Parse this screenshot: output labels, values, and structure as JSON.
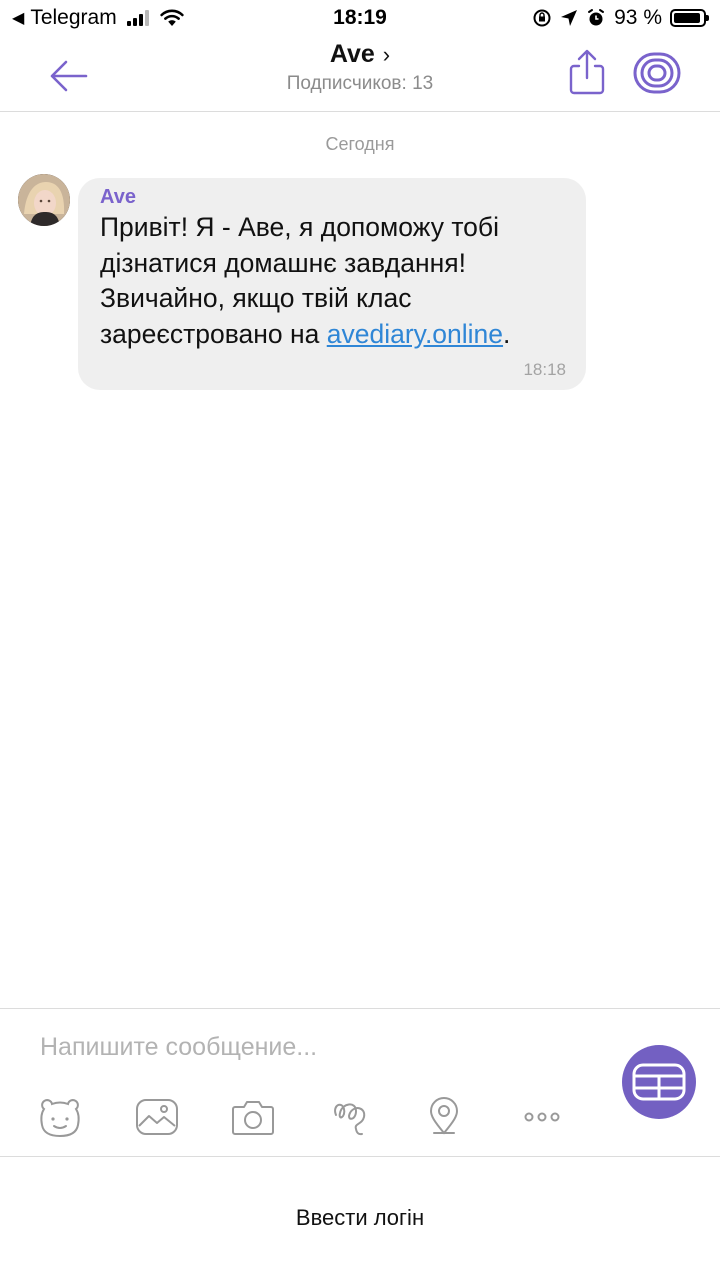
{
  "status_bar": {
    "back_app": "Telegram",
    "time": "18:19",
    "battery": "93 %",
    "battery_level": 0.93
  },
  "header": {
    "title": "Ave",
    "title_chevron": "›",
    "subtitle": "Подписчиков: 13",
    "back_icon": "arrow-left-icon",
    "share_icon": "share-icon",
    "channel_icon": "channel-icon"
  },
  "chat": {
    "date_separator": "Сегодня",
    "messages": [
      {
        "sender": "Ave",
        "text_before_link": "Привіт! Я - Аве, я допоможу тобі дізнатися домашнє завдання! Звичайно, якщо твій клас зареєстровано на ",
        "link": "avediary.online",
        "text_after_link": ".",
        "time": "18:18"
      }
    ]
  },
  "composer": {
    "placeholder": "Напишите сообщение...",
    "toolbar": [
      "sticker-icon",
      "gallery-icon",
      "camera-icon",
      "doodle-icon",
      "location-icon",
      "more-icon"
    ],
    "send_icon": "keyboard-grid-icon"
  },
  "bottom": {
    "login_label": "Ввести логін"
  },
  "colors": {
    "accent": "#7360c2",
    "sender": "#7a63cc",
    "link": "#2f86d6",
    "bubble": "#efefef",
    "muted": "#9a9a9a"
  }
}
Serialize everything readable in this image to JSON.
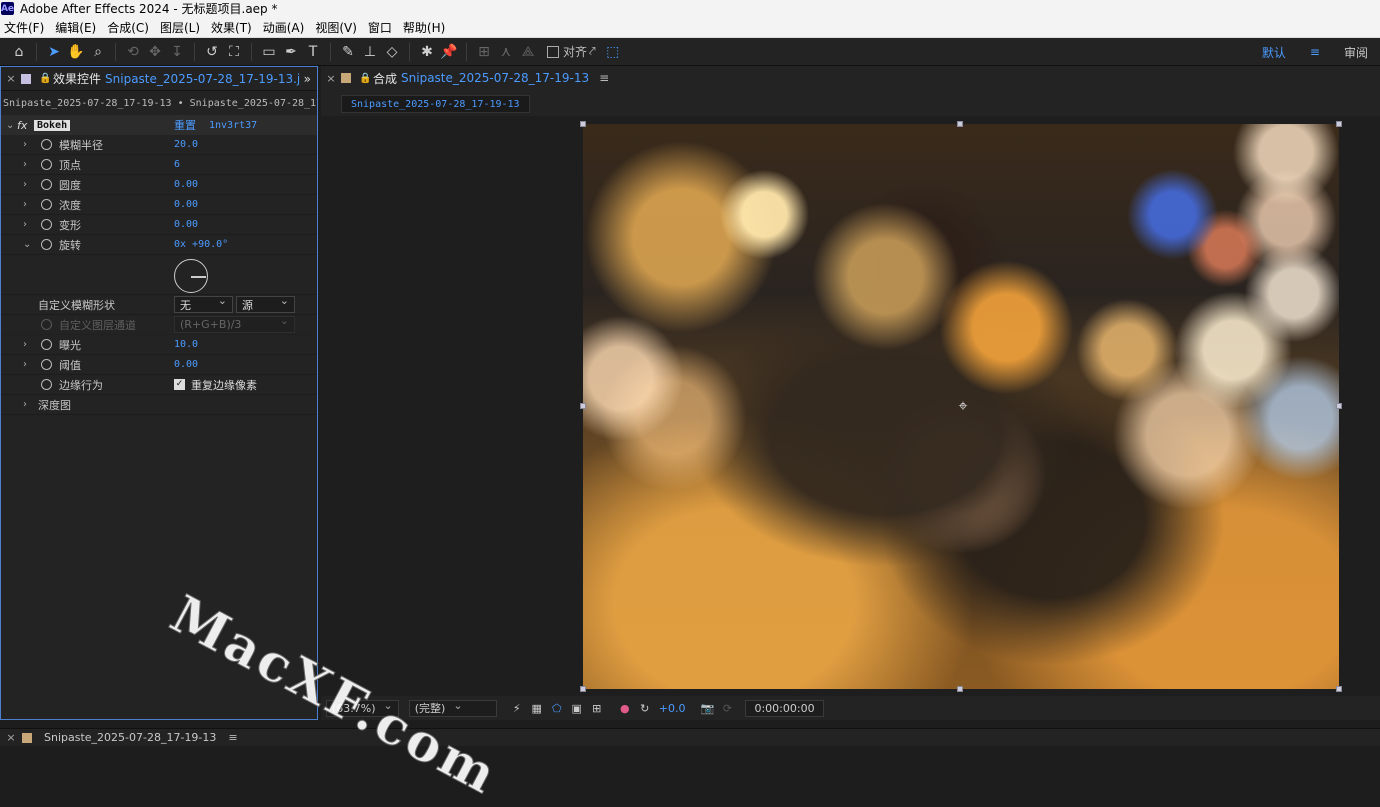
{
  "app": {
    "window_title": "Adobe After Effects 2024 - 无标题项目.aep *",
    "logo_text": "Ae"
  },
  "menu": [
    "文件(F)",
    "编辑(E)",
    "合成(C)",
    "图层(L)",
    "效果(T)",
    "动画(A)",
    "视图(V)",
    "窗口",
    "帮助(H)"
  ],
  "toolbar": {
    "snap_label": "对齐",
    "workspace_default": "默认",
    "workspace_menu_icon": "≡",
    "workspace_review": "审阅"
  },
  "effect_controls": {
    "tab_title": "效果控件",
    "tab_source": "Snipaste_2025-07-28_17-19-13.j",
    "layer_path": "Snipaste_2025-07-28_17-19-13 • Snipaste_2025-07-28_17",
    "effect_name": "Bokeh",
    "reset_label": "重置",
    "credit": "1nv3rt37",
    "params": [
      {
        "name": "模糊半径",
        "value": "20.0"
      },
      {
        "name": "顶点",
        "value": "6"
      },
      {
        "name": "圆度",
        "value": "0.00"
      },
      {
        "name": "浓度",
        "value": "0.00"
      },
      {
        "name": "变形",
        "value": "0.00"
      },
      {
        "name": "旋转",
        "value": "0x +90.0°"
      }
    ],
    "custom_shape_label": "自定义模糊形状",
    "custom_shape_value": "无",
    "source_value": "源",
    "custom_layer_channel_label": "自定义图层通道",
    "custom_layer_channel_value": "(R+G+B)/3",
    "exposure": {
      "name": "曝光",
      "value": "10.0"
    },
    "threshold": {
      "name": "阈值",
      "value": "0.00"
    },
    "edge_behavior": {
      "name": "边缘行为",
      "value": "重复边缘像素"
    },
    "depth_map": "深度图"
  },
  "composition": {
    "panel_title": "合成",
    "panel_source": "Snipaste_2025-07-28_17-19-13",
    "comp_tab": "Snipaste_2025-07-28_17-19-13",
    "zoom": "(63.7%)",
    "resolution": "(完整)",
    "exposure_value": "+0.0",
    "timecode": "0:00:00:00"
  },
  "timeline": {
    "tab": "Snipaste_2025-07-28_17-19-13"
  },
  "watermark": "MacXF.com"
}
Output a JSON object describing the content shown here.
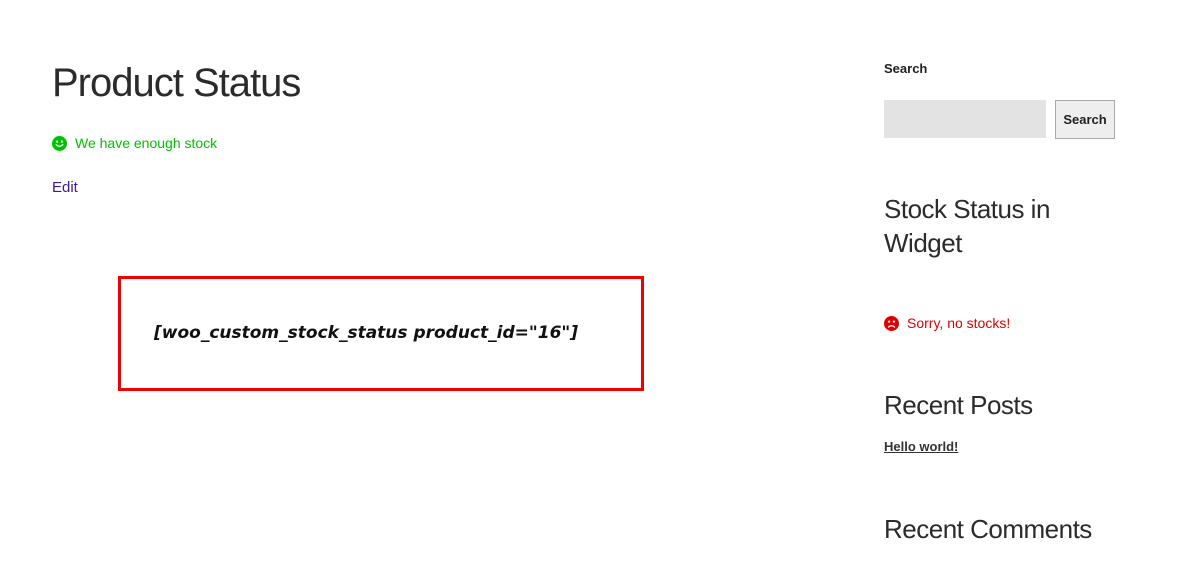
{
  "main": {
    "title": "Product Status",
    "status": {
      "text": "We have enough stock",
      "icon": "smile-icon",
      "color": "#00c200"
    },
    "edit_label": "Edit",
    "shortcode": "[woo_custom_stock_status product_id=\"16\"]",
    "highlight_color": "#f00000"
  },
  "sidebar": {
    "search": {
      "heading": "Search",
      "input_value": "",
      "button_label": "Search"
    },
    "stock_widget": {
      "heading": "Stock Status in Widget",
      "status_text": "Sorry, no stocks!",
      "icon": "frown-icon",
      "color": "#e00000"
    },
    "recent_posts": {
      "heading": "Recent Posts",
      "items": [
        "Hello world!"
      ]
    },
    "recent_comments": {
      "heading": "Recent Comments"
    }
  }
}
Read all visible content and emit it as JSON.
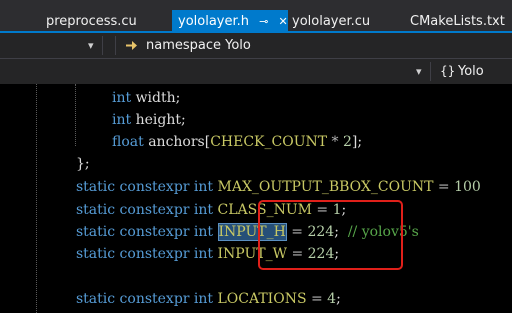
{
  "tabs": [
    {
      "label": "preprocess.cu",
      "active": false
    },
    {
      "label": "yololayer.h",
      "active": true
    },
    {
      "label": "yololayer.cu",
      "active": false
    },
    {
      "label": "CMakeLists.txt",
      "active": false
    }
  ],
  "tab_controls": {
    "pin": "⊸",
    "close": "✕"
  },
  "nav": {
    "scope_dropdown_icon": "chevron-down-icon",
    "namespace_label": "namespace Yolo",
    "member_label": "Yolo",
    "member_icon_glyph": "{}"
  },
  "code": {
    "lines": {
      "l1": {
        "kw": "int",
        "id": " width;"
      },
      "l2": {
        "kw": "int",
        "id": " height;"
      },
      "l3": {
        "kw": "float",
        "id": " anchors[",
        "mac": "CHECK_COUNT",
        "op": " * ",
        "num": "2",
        "end": "];"
      },
      "l4": {
        "text": "};"
      },
      "l5": {
        "kw": "static constexpr int",
        "mac": " MAX_OUTPUT_BBOX_COUNT",
        "op": " = ",
        "num": "100"
      },
      "l6": {
        "kw": "static constexpr int",
        "mac": " CLASS_NUM",
        "op": " = ",
        "num": "1",
        "end": ";"
      },
      "l7": {
        "kw": "static constexpr int",
        "sp": " ",
        "mac": "INPUT_H",
        "op": " = ",
        "num": "224",
        "end": ";",
        "cmt": "  // yolov5's"
      },
      "l8": {
        "kw": "static constexpr int",
        "mac": " INPUT_W",
        "op": " = ",
        "num": "224",
        "end": ";"
      },
      "l10": {
        "kw": "static constexpr int",
        "mac": " LOCATIONS",
        "op": " = ",
        "num": "4",
        "end": ";"
      }
    },
    "selected_token": "INPUT_H",
    "highlight_color": "#e0201a"
  }
}
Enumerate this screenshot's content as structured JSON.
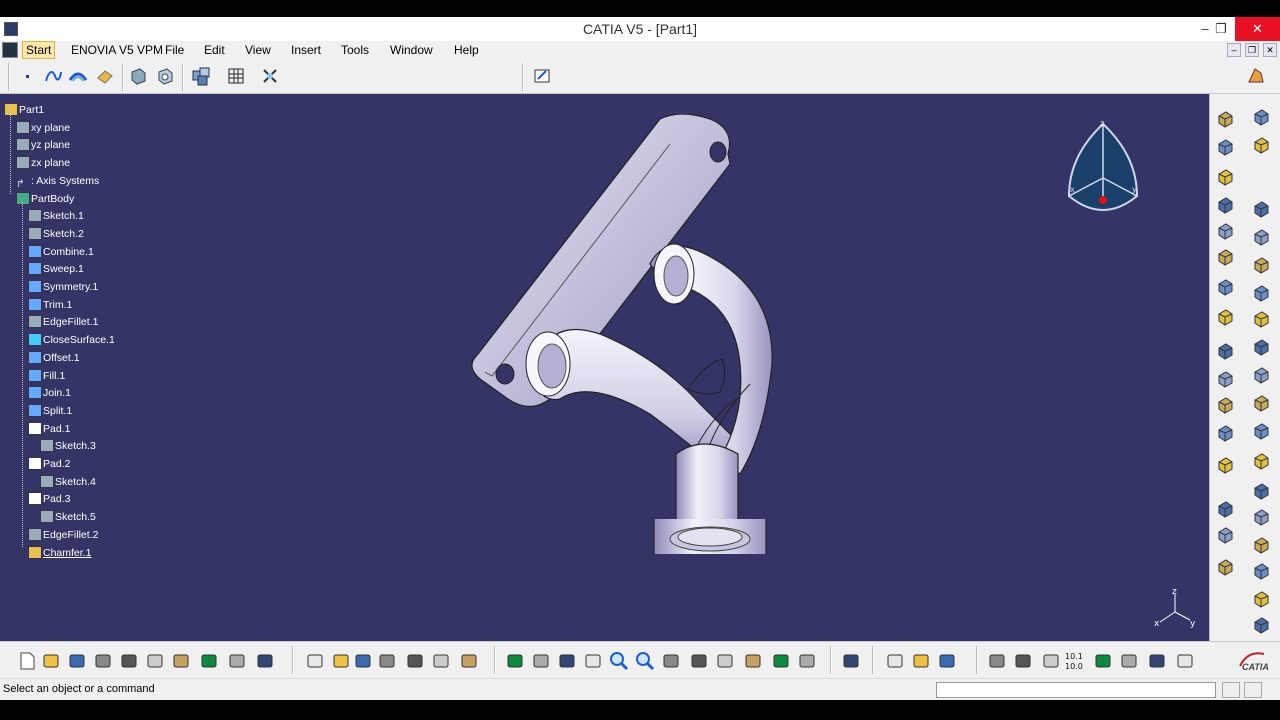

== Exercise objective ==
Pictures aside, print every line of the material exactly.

== Response below ==
Parse this screenshot: output labels, values, and structure as JSON.
{
  "status_bar": {
    "back_app": "Telegram",
    "time": "18:19",
    "battery": "93 %",
    "battery_level": 0.93
  },
  "header": {
    "title": "Ave",
    "title_chevron": "›",
    "subtitle": "Подписчиков: 13",
    "back_icon": "arrow-left-icon",
    "share_icon": "share-icon",
    "channel_icon": "channel-icon"
  },
  "chat": {
    "date_separator": "Сегодня",
    "messages": [
      {
        "sender": "Ave",
        "text_before_link": "Привіт! Я - Аве, я допоможу тобі дізнатися домашнє завдання! Звичайно, якщо твій клас зареєстровано на ",
        "link": "avediary.online",
        "text_after_link": ".",
        "time": "18:18"
      }
    ]
  },
  "composer": {
    "placeholder": "Напишите сообщение...",
    "toolbar": [
      "sticker-icon",
      "gallery-icon",
      "camera-icon",
      "doodle-icon",
      "location-icon",
      "more-icon"
    ],
    "send_icon": "keyboard-grid-icon"
  },
  "bottom": {
    "login_label": "Ввести логін"
  },
  "colors": {
    "accent": "#7360c2",
    "sender": "#7a63cc",
    "link": "#2f86d6",
    "bubble": "#efefef",
    "muted": "#9a9a9a"
  }
}
Serialize everything readable in this image to JSON.
{
  "app": {
    "window_title": "Adobe After Effects 2024 - 无标题项目.aep *",
    "logo_text": "Ae"
  },
  "menu": [
    "文件(F)",
    "编辑(E)",
    "合成(C)",
    "图层(L)",
    "效果(T)",
    "动画(A)",
    "视图(V)",
    "窗口",
    "帮助(H)"
  ],
  "toolbar": {
    "snap_label": "对齐",
    "workspace_default": "默认",
    "workspace_menu_icon": "≡",
    "workspace_review": "审阅"
  },
  "effect_controls": {
    "tab_title": "效果控件",
    "tab_source": "Snipaste_2025-07-28_17-19-13.j",
    "layer_path": "Snipaste_2025-07-28_17-19-13 • Snipaste_2025-07-28_17",
    "effect_name": "Bokeh",
    "reset_label": "重置",
    "credit": "1nv3rt37",
    "params": [
      {
        "name": "模糊半径",
        "value": "20.0"
      },
      {
        "name": "顶点",
        "value": "6"
      },
      {
        "name": "圆度",
        "value": "0.00"
      },
      {
        "name": "浓度",
        "value": "0.00"
      },
      {
        "name": "变形",
        "value": "0.00"
      },
      {
        "name": "旋转",
        "value": "0x +90.0°"
      }
    ],
    "custom_shape_label": "自定义模糊形状",
    "custom_shape_value": "无",
    "source_value": "源",
    "custom_layer_channel_label": "自定义图层通道",
    "custom_layer_channel_value": "(R+G+B)/3",
    "exposure": {
      "name": "曝光",
      "value": "10.0"
    },
    "threshold": {
      "name": "阈值",
      "value": "0.00"
    },
    "edge_behavior": {
      "name": "边缘行为",
      "value": "重复边缘像素"
    },
    "depth_map": "深度图"
  },
  "composition": {
    "panel_title": "合成",
    "panel_source": "Snipaste_2025-07-28_17-19-13",
    "comp_tab": "Snipaste_2025-07-28_17-19-13",
    "zoom": "(63.7%)",
    "resolution": "(完整)",
    "exposure_value": "+0.0",
    "timecode": "0:00:00:00"
  },
  "timeline": {
    "tab": "Snipaste_2025-07-28_17-19-13"
  },
  "watermark": "MacXF.com"
}
Output a JSON object describing the content shown here.
{
  "main": {
    "title": "Product Status",
    "status": {
      "text": "We have enough stock",
      "icon": "smile-icon",
      "color": "#00c200"
    },
    "edit_label": "Edit",
    "shortcode": "[woo_custom_stock_status product_id=\"16\"]",
    "highlight_color": "#f00000"
  },
  "sidebar": {
    "search": {
      "heading": "Search",
      "input_value": "",
      "button_label": "Search"
    },
    "stock_widget": {
      "heading": "Stock Status in Widget",
      "status_text": "Sorry, no stocks!",
      "icon": "frown-icon",
      "color": "#e00000"
    },
    "recent_posts": {
      "heading": "Recent Posts",
      "items": [
        "Hello world!"
      ]
    },
    "recent_comments": {
      "heading": "Recent Comments"
    }
  }
}
Read all visible content and emit it as JSON.
{
  "tabs": [
    {
      "label": "preprocess.cu",
      "active": false
    },
    {
      "label": "yololayer.h",
      "active": true
    },
    {
      "label": "yololayer.cu",
      "active": false
    },
    {
      "label": "CMakeLists.txt",
      "active": false
    }
  ],
  "tab_controls": {
    "pin": "⊸",
    "close": "✕"
  },
  "nav": {
    "scope_dropdown_icon": "chevron-down-icon",
    "namespace_label": "namespace Yolo",
    "member_label": "Yolo",
    "member_icon_glyph": "{}"
  },
  "code": {
    "lines": {
      "l1": {
        "kw": "int",
        "id": " width;"
      },
      "l2": {
        "kw": "int",
        "id": " height;"
      },
      "l3": {
        "kw": "float",
        "id": " anchors[",
        "mac": "CHECK_COUNT",
        "op": " * ",
        "num": "2",
        "end": "];"
      },
      "l4": {
        "text": "};"
      },
      "l5": {
        "kw": "static constexpr int",
        "mac": " MAX_OUTPUT_BBOX_COUNT",
        "op": " = ",
        "num": "100"
      },
      "l6": {
        "kw": "static constexpr int",
        "mac": " CLASS_NUM",
        "op": " = ",
        "num": "1",
        "end": ";"
      },
      "l7": {
        "kw": "static constexpr int",
        "sp": " ",
        "mac": "INPUT_H",
        "op": " = ",
        "num": "224",
        "end": ";",
        "cmt": "  // yolov5's"
      },
      "l8": {
        "kw": "static constexpr int",
        "mac": " INPUT_W",
        "op": " = ",
        "num": "224",
        "end": ";"
      },
      "l10": {
        "kw": "static constexpr int",
        "mac": " LOCATIONS",
        "op": " = ",
        "num": "4",
        "end": ";"
      }
    },
    "selected_token": "INPUT_H",
    "highlight_color": "#e0201a"
  }
}
Enumerate this screenshot's content as structured JSON.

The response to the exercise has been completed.